Dr Annegret Dahlmann-Noor and Miss Gill Adams, paediatric ophthalmologists at Moorfields Eye Hospital NHS Foundation Trust, have led a nationwide study of infants who need treatment for retinopathy of prematurity (ROP). In this condition, which occurs in babies born very prematurely, abnormal blood vessels develop at the back of the eye and can lead to a detachment of the retina and blindness. In the UK, all babies at risk have screening eye examinations from the age of 4-5 weeks after birth. The aim of this study was to find out how many babies in the UK develop the most severe forms of ROP and need treatment to prevent the retina from detaching. The group also wanted to describe current treatment patterns in the UK. The first findings from this important work have been recently published in BMJ Open (an open access journal published by the British Medical Journal) and the journal Eye, which publishes the latest clinical and laboratory based research in all aspects of the field of visual science.
The study was coordinated through the British Ophthalmic Surveillance Unit with all paediatric ophthalmologists in the UK being invited to take part and provide information on infants treated for ROP during the 12 months of the study.
The BMJ Open publication shows that about twice as many babies are being treated for ROP than has been previously estimated. There is also a change in treatment pattern: while the most commonly used treatment (90.5% of cases) is laser, nearly 10% of babies received anti-VEGF antibody injections. This study is the first published national figure for this new treatment modality and may help inform future ROP treatment trials.
In acknowledging the funding which supported this work, the team said:

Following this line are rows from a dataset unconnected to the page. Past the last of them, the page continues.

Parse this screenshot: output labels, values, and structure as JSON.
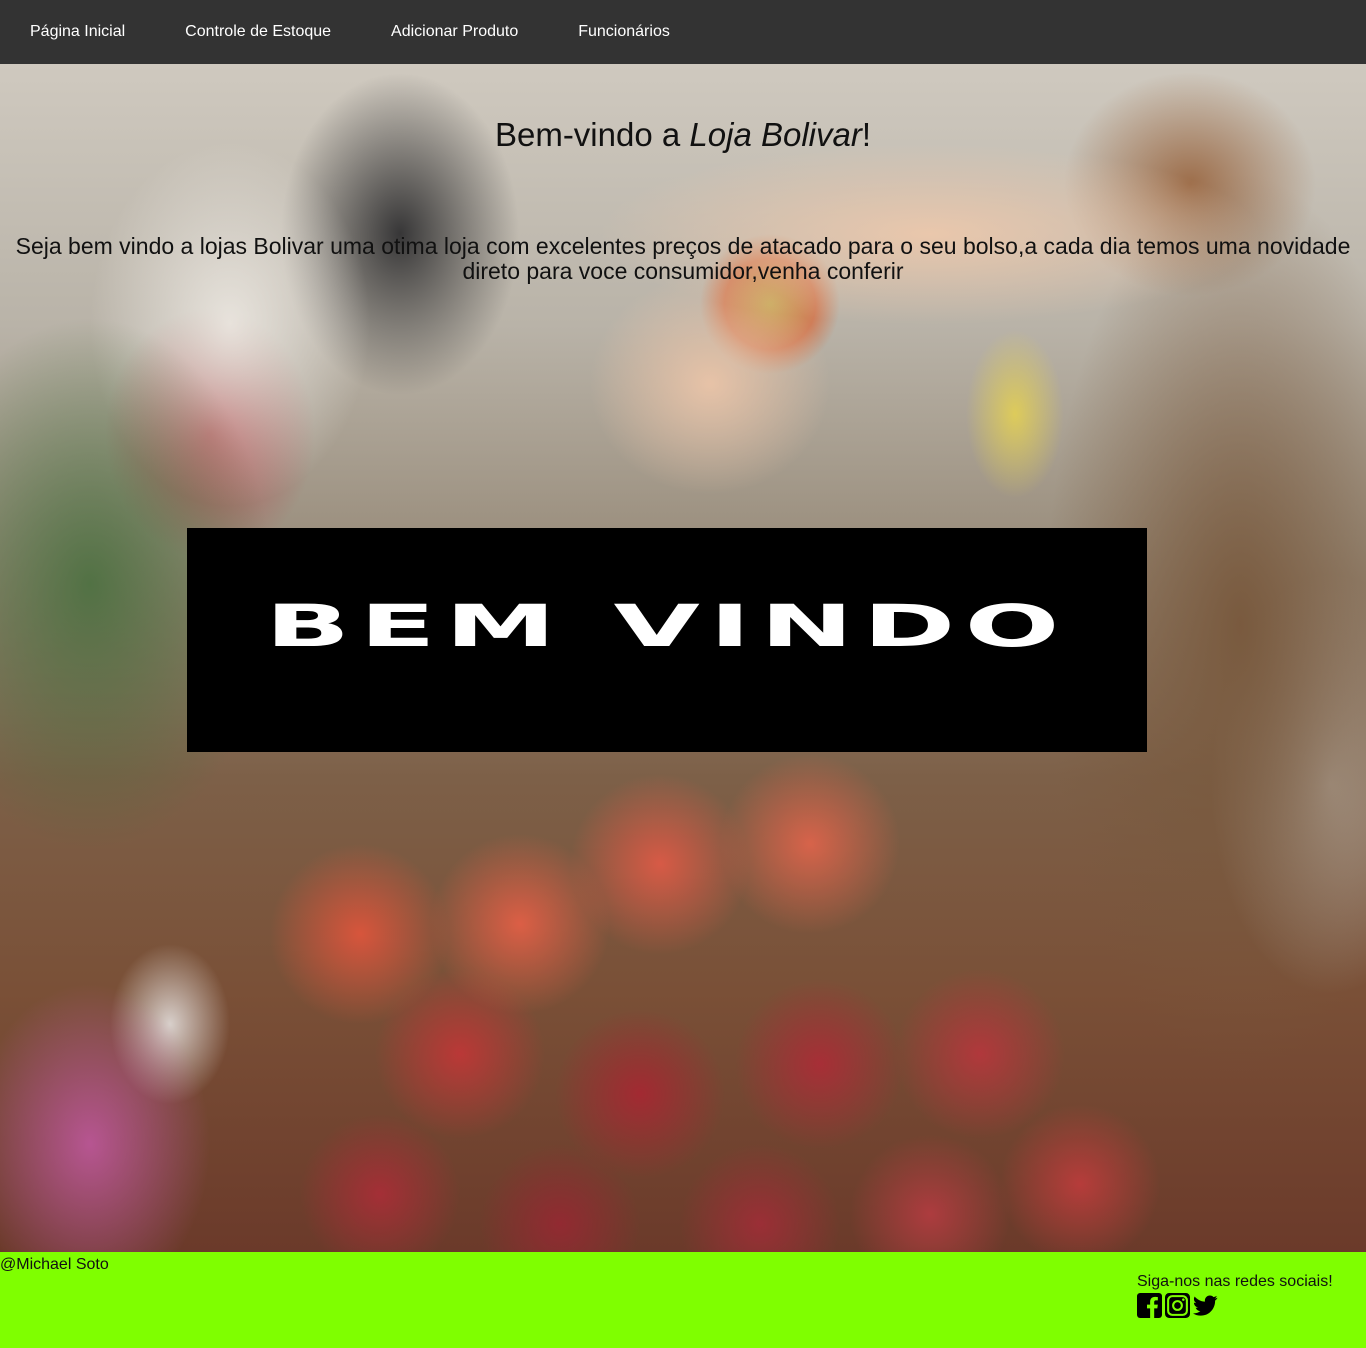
{
  "nav": {
    "items": [
      {
        "label": "Página Inicial"
      },
      {
        "label": "Controle de Estoque"
      },
      {
        "label": "Adicionar Produto"
      },
      {
        "label": "Funcionários"
      }
    ]
  },
  "hero": {
    "title_prefix": "Bem-vindo a ",
    "title_brand": "Loja Bolivar",
    "title_suffix": "!",
    "text": "Seja bem vindo a lojas Bolivar uma otima loja com excelentes preços de atacado para o seu bolso,a cada dia temos uma novidade direto para voce consumidor,venha conferir",
    "banner_text": "BEM VINDO"
  },
  "footer": {
    "credit": "@Michael Soto",
    "social_label": "Siga-nos nas redes sociais!",
    "icons": [
      "facebook-icon",
      "instagram-icon",
      "twitter-icon"
    ],
    "background_color": "#7fff00"
  },
  "colors": {
    "navbar": "#333333",
    "nav_text": "#ffffff",
    "banner_bg": "#000000",
    "banner_text": "#ffffff"
  }
}
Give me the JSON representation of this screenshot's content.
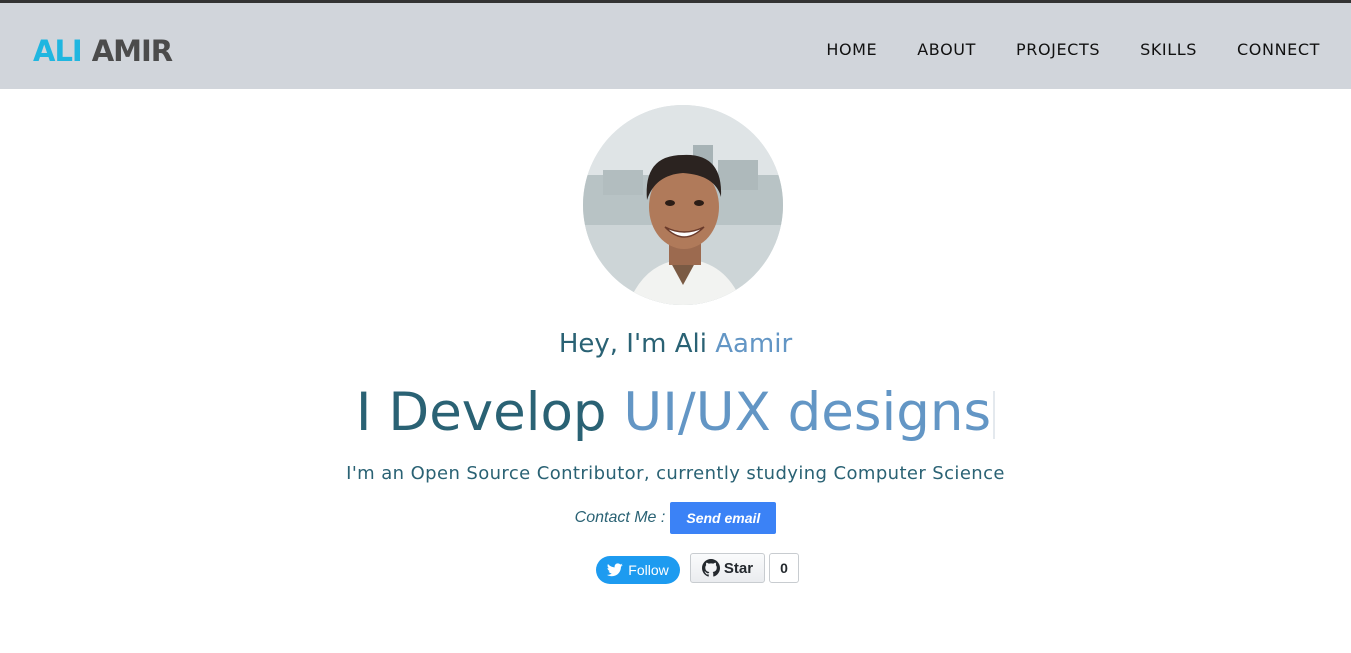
{
  "brand": {
    "first": "ALI",
    "last": "AMIR"
  },
  "nav": {
    "items": [
      "HOME",
      "ABOUT",
      "PROJECTS",
      "SKILLS",
      "CONNECT"
    ]
  },
  "hero": {
    "greeting_prefix": "Hey, I'm Ali ",
    "greeting_highlight": "Aamir",
    "headline_prefix": "I Develop ",
    "headline_highlight": "UI/UX designs",
    "subline": "I'm an Open Source Contributor, currently studying Computer Science",
    "contact_label": "Contact Me :",
    "contact_button": "Send email"
  },
  "social": {
    "twitter_label": "Follow",
    "github_label": "Star",
    "github_count": "0"
  },
  "colors": {
    "navbar_bg": "#d1d5db",
    "logo_accent": "#1fb6e0",
    "text_primary": "#2a6274",
    "text_highlight": "#6396c5",
    "button_blue": "#3b82f6",
    "twitter_blue": "#1d9bf0"
  },
  "icons": [
    "twitter-bird-icon",
    "github-octocat-icon"
  ]
}
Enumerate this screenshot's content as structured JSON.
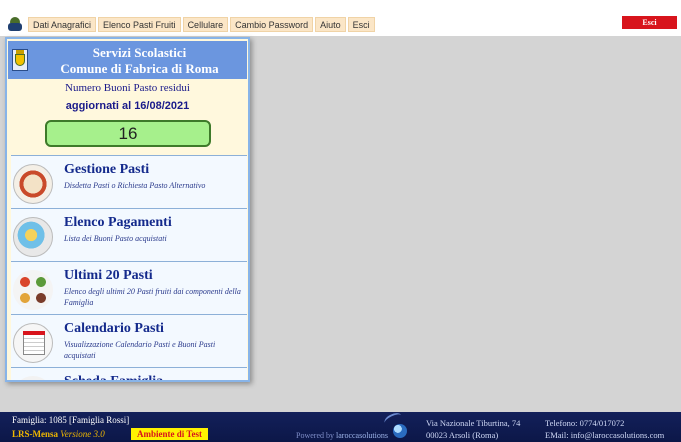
{
  "menu": {
    "items": [
      "Dati Anagrafici",
      "Elenco Pasti Fruiti",
      "Cellulare",
      "Cambio Password",
      "Aiuto",
      "Esci"
    ],
    "exit_label": "Esci"
  },
  "panel": {
    "title_line1": "Servizi Scolastici",
    "title_line2": "Comune di Fabrica di Roma",
    "subtitle": "Numero Buoni Pasto residui",
    "updated": "aggiornati al 16/08/2021",
    "count": "16",
    "entries": [
      {
        "title": "Gestione Pasti",
        "desc": "Disdetta Pasti o Richiesta Pasto Alternativo",
        "icon": "meal-plate-icon"
      },
      {
        "title": "Elenco Pagamenti",
        "desc": "Lista dei Buoni Pasto acquistati",
        "icon": "payments-icon"
      },
      {
        "title": "Ultimi 20 Pasti",
        "desc": "Elenco degli ultimi 20 Pasti fruiti dai componenti della Famiglia",
        "icon": "meals-grid-icon"
      },
      {
        "title": "Calendario Pasti",
        "desc": "Visualizzazione Calendario Pasti e Buoni Pasti acquistati",
        "icon": "calendar-icon"
      },
      {
        "title": "Scheda Famiglia",
        "desc": "",
        "icon": "family-icon"
      }
    ]
  },
  "footer": {
    "famiglia": "Famiglia: 1085 [Famiglia Rossi]",
    "app_name": "LRS-Mensa",
    "version": "Versione 3.0",
    "environment": "Ambiente di Test",
    "powered_prefix": "Powered by",
    "powered_brand": "laroccasolutions",
    "address1": "Via Nazionale Tiburtina, 74",
    "address2": "00023 Arsoli (Roma)",
    "phone": "Telefono: 0774/017072",
    "email": "EMail: info@laroccasolutions.com"
  },
  "colors": {
    "header_blue": "#6b96df",
    "exit_red": "#d8141c",
    "counter_green": "#a6f08c",
    "footer_navy": "#13205a"
  }
}
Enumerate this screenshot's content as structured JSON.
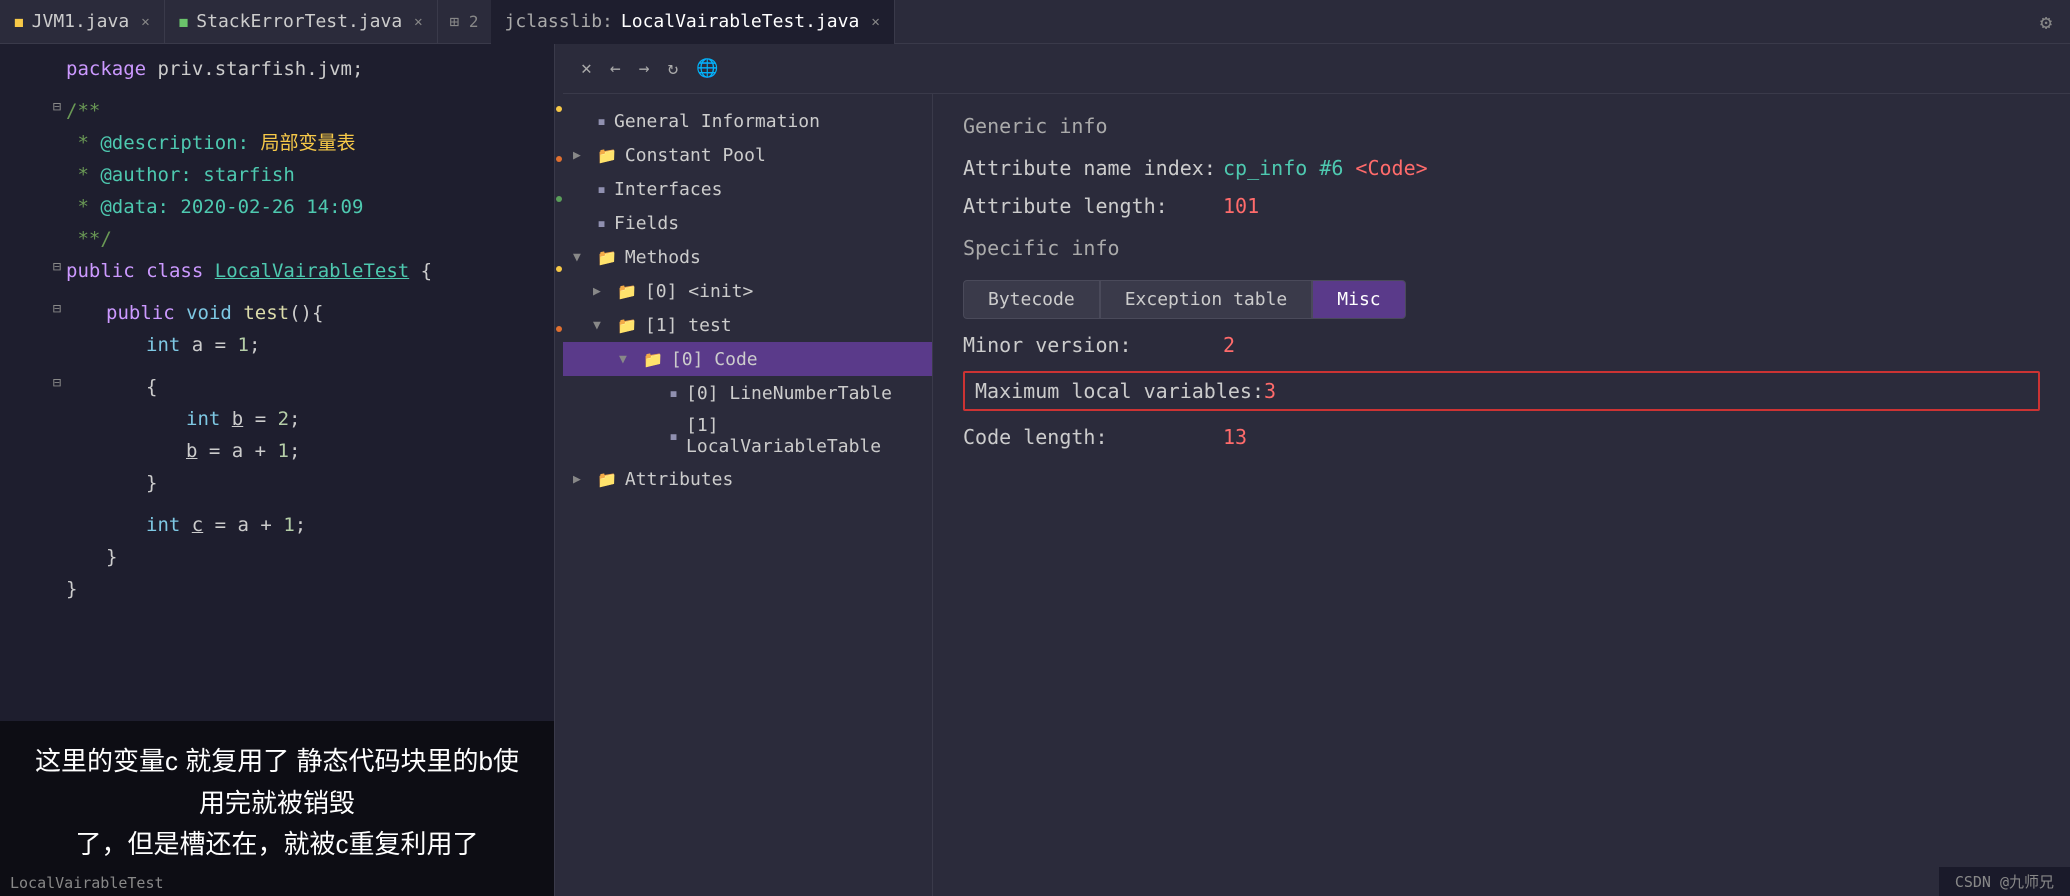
{
  "tabs": [
    {
      "id": "jvm1",
      "label": "JVM1.java",
      "icon": "js",
      "active": false
    },
    {
      "id": "stackerrortest",
      "label": "StackErrorTest.java",
      "icon": "green",
      "active": false
    },
    {
      "id": "jclasslib",
      "label": "jclasslib:",
      "icon": "none",
      "active": true
    },
    {
      "id": "localvairabletest",
      "label": "LocalVairableTest.java",
      "icon": "none",
      "active": true
    }
  ],
  "code": {
    "lines": [
      {
        "text": "package priv.starfish.jvm;",
        "type": "package"
      },
      {
        "text": "",
        "type": "blank"
      },
      {
        "text": "/**",
        "type": "comment"
      },
      {
        "text": " * @description: 局部变量表",
        "type": "comment-tag"
      },
      {
        "text": " * @author: starfish",
        "type": "comment-tag"
      },
      {
        "text": " * @data: 2020-02-26 14:09",
        "type": "comment-tag"
      },
      {
        "text": " **/",
        "type": "comment"
      },
      {
        "text": "public class LocalVairableTest {",
        "type": "class"
      },
      {
        "text": "",
        "type": "blank"
      },
      {
        "text": "    public void test(){",
        "type": "method"
      },
      {
        "text": "        int a = 1;",
        "type": "code"
      },
      {
        "text": "",
        "type": "blank"
      },
      {
        "text": "        {",
        "type": "code"
      },
      {
        "text": "            int b = 2;",
        "type": "code"
      },
      {
        "text": "            b = a + 1;",
        "type": "code"
      },
      {
        "text": "        }",
        "type": "code"
      },
      {
        "text": "",
        "type": "blank"
      },
      {
        "text": "        int c = a + 1;",
        "type": "code"
      },
      {
        "text": "    }",
        "type": "code"
      },
      {
        "text": "}",
        "type": "code"
      }
    ]
  },
  "annotation": "这里的变量c 就复用了 静态代码块里的b使用完就被销毁了，但是槽还在，就被c重复利用了",
  "tree": {
    "items": [
      {
        "id": "general-info",
        "label": "General Information",
        "indent": 0,
        "type": "file",
        "arrow": ""
      },
      {
        "id": "constant-pool",
        "label": "Constant Pool",
        "indent": 0,
        "type": "folder",
        "arrow": "▶"
      },
      {
        "id": "interfaces",
        "label": "Interfaces",
        "indent": 0,
        "type": "file",
        "arrow": ""
      },
      {
        "id": "fields",
        "label": "Fields",
        "indent": 0,
        "type": "file",
        "arrow": ""
      },
      {
        "id": "methods",
        "label": "Methods",
        "indent": 0,
        "type": "folder",
        "arrow": "▼"
      },
      {
        "id": "init",
        "label": "[0] <init>",
        "indent": 1,
        "type": "folder",
        "arrow": "▶"
      },
      {
        "id": "test",
        "label": "[1] test",
        "indent": 1,
        "type": "folder",
        "arrow": "▼"
      },
      {
        "id": "code",
        "label": "[0] Code",
        "indent": 2,
        "type": "folder",
        "arrow": "▼",
        "selected": true
      },
      {
        "id": "linenumber",
        "label": "[0] LineNumberTable",
        "indent": 3,
        "type": "file",
        "arrow": ""
      },
      {
        "id": "localvariable",
        "label": "[1] LocalVariableTable",
        "indent": 3,
        "type": "file",
        "arrow": ""
      },
      {
        "id": "attributes",
        "label": "Attributes",
        "indent": 0,
        "type": "folder",
        "arrow": "▶"
      }
    ]
  },
  "info": {
    "generic_info_title": "Generic info",
    "attribute_name_label": "Attribute name index:",
    "attribute_name_value": "cp_info #6",
    "attribute_name_code": "<Code>",
    "attribute_length_label": "Attribute length:",
    "attribute_length_value": "101",
    "specific_info_title": "Specific info",
    "tab_buttons": [
      "Bytecode",
      "Exception table",
      "Misc"
    ],
    "active_tab": "Misc",
    "minor_version_label": "Minor version:",
    "minor_version_value": "2",
    "max_local_label": "Maximum local variables:",
    "max_local_value": "3",
    "code_length_label": "Code length:",
    "code_length_value": "13"
  },
  "statusbar": {
    "text": "CSDN @九师兄"
  },
  "toolbar": {
    "close": "✕",
    "back": "←",
    "forward": "→",
    "refresh": "↻",
    "globe": "🌐"
  }
}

We are very grateful to the supporters of Moorfields Eye Charity, without whose donations it would not have been possible to carry out this study. We have shown that many more babies need treatment for ROP than previously thought. Our work is now being used as a reference source for the planning of eye services for premature babies in the UK, and the Royal College of Ophthalmologists is reviewing the current screening guidelines.